  • robbybonfire23

    I doubt we need another Manute Bol “Toothpick”-type, all height, minimal skill center. And where have you gone Shawn Bradley? Well, they better bulk Noel up and get the ball inside to him, often enough, or the opposition D will just clamp down on the rest of of our offense, five on four. They had better bulk this guy up, and feed him the ball inside, or we will never be getting past teams with powerful centers who play an all-around game, come playoff time.

    If the plan is to “one-dimensional” or “role play” Noel’s contribution, the blueprint to win an NBA title is going to be on hold during his entire tenure here. I don’t see this team having a choice – you bulk him up and see what he brings to the table in terms of FG percentage, or you consign yourself to “just making the playoffs,” every year.

    Looking to build a .550 team and “get hot” come playoff time in a run to the title is a fantasy delusion far too many G.M.’s in all sports suffer from. Hopefully our new regime at the top here has broader and higher vision than that, but if MCW’s early career shooting myopia is any indication, we are possibly going to be saddled with TWO inadequate starters, one with a chronically-low FG percentage from outside, a.k.a. Allen Iverson, redux, and one who can score inside, but who sees the ball about six times per game (See: DeAndre Jordan – career 64% shooter who gets an average of SIX shots per game. Right! And this is a bulked-up center, too. Just brilliant of the Clippers to relegate themselves to being the 10th-best team in the league, instead of top-3. We in Philadelphia need to replicate this idiocy?) Skinny, successful Bill Russell types are done, in so far as domination of the sport, in this day and age of muscle plus agility plus all-around ability earning the glory.

    I don’t like the way all of this is shaking down. Noel and MCW are nothing more, nothing less than a test of how ~intelligent~ this organization is, best demonstrated by how a team deploys the talent-base on hand. They ask one of them for too much, while relegating the other to too little responsibility, they can pack it in, right now.

    • Wesley Share

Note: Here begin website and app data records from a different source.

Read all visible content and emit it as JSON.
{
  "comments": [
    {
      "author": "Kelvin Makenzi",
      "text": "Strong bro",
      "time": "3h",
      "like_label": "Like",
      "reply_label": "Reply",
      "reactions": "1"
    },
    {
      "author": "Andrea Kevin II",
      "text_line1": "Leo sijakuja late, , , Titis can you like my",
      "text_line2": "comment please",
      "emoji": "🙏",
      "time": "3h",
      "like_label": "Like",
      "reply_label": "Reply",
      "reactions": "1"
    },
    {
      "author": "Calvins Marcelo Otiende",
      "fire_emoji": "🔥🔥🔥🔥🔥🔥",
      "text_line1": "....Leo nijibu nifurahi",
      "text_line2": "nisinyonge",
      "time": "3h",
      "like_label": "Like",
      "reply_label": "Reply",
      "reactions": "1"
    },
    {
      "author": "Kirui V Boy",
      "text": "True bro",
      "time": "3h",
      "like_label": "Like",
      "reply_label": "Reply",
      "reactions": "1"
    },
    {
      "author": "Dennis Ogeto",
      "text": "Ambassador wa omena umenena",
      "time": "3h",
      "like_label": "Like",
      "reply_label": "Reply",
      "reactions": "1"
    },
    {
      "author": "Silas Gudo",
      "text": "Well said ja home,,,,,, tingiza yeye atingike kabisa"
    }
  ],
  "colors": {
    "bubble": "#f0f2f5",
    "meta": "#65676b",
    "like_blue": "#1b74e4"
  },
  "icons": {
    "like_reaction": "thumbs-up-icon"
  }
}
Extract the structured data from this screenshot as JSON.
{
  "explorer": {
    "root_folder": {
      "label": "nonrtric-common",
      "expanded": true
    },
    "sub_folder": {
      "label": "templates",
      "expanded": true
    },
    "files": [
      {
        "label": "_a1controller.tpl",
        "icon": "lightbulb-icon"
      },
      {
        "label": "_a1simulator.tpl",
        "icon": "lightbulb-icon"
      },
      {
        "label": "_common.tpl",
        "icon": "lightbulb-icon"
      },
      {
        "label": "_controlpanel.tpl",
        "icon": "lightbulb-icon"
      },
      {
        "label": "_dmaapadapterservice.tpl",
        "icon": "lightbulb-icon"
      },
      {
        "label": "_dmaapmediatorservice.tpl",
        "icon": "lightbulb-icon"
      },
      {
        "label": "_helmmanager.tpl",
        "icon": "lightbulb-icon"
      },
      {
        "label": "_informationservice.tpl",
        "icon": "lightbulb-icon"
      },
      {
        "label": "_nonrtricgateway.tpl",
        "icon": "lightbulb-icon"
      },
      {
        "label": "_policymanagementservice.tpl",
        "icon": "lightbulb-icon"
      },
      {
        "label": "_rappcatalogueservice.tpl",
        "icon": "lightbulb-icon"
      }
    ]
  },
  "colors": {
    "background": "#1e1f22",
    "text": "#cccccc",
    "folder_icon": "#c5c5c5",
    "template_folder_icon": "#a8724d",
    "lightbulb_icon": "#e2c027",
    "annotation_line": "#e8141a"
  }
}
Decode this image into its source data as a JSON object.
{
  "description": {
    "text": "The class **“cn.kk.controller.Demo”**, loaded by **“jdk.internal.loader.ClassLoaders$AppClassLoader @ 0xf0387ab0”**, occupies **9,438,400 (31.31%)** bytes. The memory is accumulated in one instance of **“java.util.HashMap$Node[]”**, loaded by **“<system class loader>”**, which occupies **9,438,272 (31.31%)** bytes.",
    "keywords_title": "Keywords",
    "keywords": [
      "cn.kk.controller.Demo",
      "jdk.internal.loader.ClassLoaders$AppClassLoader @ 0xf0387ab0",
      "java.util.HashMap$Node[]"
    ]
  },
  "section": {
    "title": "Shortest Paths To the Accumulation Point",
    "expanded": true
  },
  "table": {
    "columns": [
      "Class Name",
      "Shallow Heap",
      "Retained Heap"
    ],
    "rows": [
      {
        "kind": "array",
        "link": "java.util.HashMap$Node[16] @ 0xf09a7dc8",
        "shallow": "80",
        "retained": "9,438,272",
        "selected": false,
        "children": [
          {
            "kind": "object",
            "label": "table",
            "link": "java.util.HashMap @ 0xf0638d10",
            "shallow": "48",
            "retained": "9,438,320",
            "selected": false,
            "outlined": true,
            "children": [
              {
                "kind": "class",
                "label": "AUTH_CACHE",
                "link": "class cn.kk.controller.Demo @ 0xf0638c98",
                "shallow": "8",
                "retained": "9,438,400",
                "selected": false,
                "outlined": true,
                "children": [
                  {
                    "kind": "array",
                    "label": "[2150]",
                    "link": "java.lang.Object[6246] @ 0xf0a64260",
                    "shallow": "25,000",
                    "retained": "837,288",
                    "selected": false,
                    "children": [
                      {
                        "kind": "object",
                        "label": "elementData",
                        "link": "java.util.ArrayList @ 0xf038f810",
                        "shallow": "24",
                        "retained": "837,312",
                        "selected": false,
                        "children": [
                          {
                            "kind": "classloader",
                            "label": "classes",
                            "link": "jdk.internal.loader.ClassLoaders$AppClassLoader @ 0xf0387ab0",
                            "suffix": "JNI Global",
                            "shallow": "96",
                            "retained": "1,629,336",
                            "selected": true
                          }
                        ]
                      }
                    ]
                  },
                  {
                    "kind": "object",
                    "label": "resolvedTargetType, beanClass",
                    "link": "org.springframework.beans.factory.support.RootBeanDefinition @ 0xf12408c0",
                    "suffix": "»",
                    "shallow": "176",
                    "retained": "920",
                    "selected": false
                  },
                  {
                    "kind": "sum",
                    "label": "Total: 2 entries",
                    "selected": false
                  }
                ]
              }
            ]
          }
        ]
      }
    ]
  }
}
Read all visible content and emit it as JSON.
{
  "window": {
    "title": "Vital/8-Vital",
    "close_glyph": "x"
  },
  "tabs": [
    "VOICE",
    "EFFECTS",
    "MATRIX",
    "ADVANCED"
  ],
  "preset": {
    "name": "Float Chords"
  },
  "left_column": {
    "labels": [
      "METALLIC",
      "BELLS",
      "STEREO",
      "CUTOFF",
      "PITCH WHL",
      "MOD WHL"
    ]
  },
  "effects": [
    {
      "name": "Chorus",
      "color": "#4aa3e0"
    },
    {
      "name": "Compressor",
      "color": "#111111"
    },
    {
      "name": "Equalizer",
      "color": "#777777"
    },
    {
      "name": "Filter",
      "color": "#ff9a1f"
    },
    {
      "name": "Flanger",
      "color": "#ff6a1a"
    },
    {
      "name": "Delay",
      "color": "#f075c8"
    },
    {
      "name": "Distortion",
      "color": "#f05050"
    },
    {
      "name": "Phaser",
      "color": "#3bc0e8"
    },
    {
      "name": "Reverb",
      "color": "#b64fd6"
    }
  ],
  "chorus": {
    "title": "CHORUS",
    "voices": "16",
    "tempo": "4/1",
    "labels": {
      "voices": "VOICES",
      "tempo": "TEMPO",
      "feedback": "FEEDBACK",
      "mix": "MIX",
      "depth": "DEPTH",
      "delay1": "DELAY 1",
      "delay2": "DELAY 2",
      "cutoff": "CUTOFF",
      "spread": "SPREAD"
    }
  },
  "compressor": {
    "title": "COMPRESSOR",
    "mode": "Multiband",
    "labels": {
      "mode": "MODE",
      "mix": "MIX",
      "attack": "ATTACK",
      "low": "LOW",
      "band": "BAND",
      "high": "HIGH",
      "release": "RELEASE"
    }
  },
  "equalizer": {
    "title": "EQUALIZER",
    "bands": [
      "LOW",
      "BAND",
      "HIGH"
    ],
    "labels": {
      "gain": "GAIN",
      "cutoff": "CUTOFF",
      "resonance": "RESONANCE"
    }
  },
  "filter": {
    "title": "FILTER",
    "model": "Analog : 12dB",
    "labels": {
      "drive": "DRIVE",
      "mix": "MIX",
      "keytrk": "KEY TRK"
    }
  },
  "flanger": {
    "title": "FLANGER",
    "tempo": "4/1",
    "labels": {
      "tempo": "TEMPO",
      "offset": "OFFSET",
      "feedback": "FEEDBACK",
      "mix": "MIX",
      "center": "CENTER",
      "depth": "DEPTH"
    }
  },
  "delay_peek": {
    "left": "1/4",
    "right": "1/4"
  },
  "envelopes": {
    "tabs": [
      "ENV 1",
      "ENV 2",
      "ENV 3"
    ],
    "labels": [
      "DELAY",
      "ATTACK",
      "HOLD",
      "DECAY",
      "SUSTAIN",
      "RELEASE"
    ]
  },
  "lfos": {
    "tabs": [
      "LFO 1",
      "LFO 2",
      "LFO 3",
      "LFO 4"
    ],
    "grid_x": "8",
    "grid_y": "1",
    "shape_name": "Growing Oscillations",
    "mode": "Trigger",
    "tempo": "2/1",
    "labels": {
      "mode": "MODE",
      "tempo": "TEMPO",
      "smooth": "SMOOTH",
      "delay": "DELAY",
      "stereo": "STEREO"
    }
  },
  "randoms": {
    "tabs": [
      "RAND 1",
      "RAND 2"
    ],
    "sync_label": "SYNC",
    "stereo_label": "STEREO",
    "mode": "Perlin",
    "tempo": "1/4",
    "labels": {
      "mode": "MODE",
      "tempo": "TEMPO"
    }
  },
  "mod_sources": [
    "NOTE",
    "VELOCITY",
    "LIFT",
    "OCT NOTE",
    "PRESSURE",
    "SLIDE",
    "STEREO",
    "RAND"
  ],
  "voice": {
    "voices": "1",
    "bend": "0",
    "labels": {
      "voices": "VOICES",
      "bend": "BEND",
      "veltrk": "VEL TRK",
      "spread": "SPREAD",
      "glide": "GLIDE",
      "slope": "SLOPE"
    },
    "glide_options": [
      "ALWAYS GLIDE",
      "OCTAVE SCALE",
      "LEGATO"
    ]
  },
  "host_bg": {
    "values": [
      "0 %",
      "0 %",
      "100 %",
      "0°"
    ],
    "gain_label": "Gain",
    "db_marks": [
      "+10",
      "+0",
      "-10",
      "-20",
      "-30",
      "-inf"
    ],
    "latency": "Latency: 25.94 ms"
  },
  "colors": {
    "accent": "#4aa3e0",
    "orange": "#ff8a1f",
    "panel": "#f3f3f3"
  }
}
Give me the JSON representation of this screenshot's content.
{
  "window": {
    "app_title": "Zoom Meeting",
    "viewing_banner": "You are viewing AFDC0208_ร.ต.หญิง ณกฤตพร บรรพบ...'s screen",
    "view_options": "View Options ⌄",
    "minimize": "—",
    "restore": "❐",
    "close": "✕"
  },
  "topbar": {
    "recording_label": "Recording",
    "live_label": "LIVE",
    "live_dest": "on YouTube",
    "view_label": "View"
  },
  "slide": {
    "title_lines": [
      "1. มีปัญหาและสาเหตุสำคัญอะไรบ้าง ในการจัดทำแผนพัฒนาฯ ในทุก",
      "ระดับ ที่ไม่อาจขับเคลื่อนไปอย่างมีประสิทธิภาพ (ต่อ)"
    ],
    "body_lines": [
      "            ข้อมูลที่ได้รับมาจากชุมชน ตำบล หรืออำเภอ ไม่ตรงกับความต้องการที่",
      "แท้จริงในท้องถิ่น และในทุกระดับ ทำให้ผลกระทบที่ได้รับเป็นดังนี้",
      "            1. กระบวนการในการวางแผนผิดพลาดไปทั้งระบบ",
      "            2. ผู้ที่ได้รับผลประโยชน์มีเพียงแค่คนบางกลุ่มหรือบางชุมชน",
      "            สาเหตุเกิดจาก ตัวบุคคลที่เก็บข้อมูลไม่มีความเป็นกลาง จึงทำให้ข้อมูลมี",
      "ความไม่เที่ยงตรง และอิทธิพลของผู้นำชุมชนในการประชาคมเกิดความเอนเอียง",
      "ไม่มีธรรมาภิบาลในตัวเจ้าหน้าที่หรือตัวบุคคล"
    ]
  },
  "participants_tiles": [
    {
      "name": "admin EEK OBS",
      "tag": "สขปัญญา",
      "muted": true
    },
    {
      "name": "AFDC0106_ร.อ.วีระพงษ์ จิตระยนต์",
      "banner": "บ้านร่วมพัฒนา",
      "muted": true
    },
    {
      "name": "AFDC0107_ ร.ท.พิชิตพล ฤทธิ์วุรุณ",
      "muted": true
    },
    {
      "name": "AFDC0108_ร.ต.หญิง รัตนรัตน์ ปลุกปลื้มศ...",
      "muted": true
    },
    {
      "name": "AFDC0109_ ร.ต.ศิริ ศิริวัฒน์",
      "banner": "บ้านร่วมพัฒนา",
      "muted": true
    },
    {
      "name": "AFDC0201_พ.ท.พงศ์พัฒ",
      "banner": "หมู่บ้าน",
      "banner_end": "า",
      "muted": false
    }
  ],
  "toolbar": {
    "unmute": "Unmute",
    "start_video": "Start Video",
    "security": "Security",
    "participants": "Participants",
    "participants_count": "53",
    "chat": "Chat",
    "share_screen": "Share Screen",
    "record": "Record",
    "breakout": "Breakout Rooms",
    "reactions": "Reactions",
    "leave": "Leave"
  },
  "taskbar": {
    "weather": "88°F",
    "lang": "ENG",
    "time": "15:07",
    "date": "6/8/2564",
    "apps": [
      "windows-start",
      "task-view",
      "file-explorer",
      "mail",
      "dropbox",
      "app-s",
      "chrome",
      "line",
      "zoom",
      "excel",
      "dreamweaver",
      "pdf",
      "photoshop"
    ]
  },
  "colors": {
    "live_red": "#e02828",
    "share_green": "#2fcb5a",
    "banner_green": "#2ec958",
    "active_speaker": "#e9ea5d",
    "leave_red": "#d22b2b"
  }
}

      This whole rebuilding process is built around the idea of avoiding being the fringe playoff team that sneaks into the playoffs each year and is sent packing after the first round – the .550 team you just described. Nothing to worry about.

      • robbybonfire23

        That is encouraging, Wesley. The goal should be to to dominate the East and seriously compete with the best teams the West has to offer, both in-season and post-season. When this happens, the attendance figures will take care of themselves.

        Boston looks dangerous, long-term, with their vision beyond next Tuesday, unlike the Nets, who can’t get out of their own G.M’s way, so we’re getting some help, there.

        • Wesley Share

          Ha, yeah, the Knicks are a mess, but they’re an attractive destination (for some reason) and they’re always in a play for a big time player in FA.

          Celtics should trade Rondo for picks/young guys IMO (Greg Monroe, perhaps) and tank it out.

          I’ve never been worried about attendance and those obscure “ills of tanking”. Fans care about wins, and that’s about it. If Hinkie and Co., build a winning team here, fans will fill the stands and that’ll take care of that.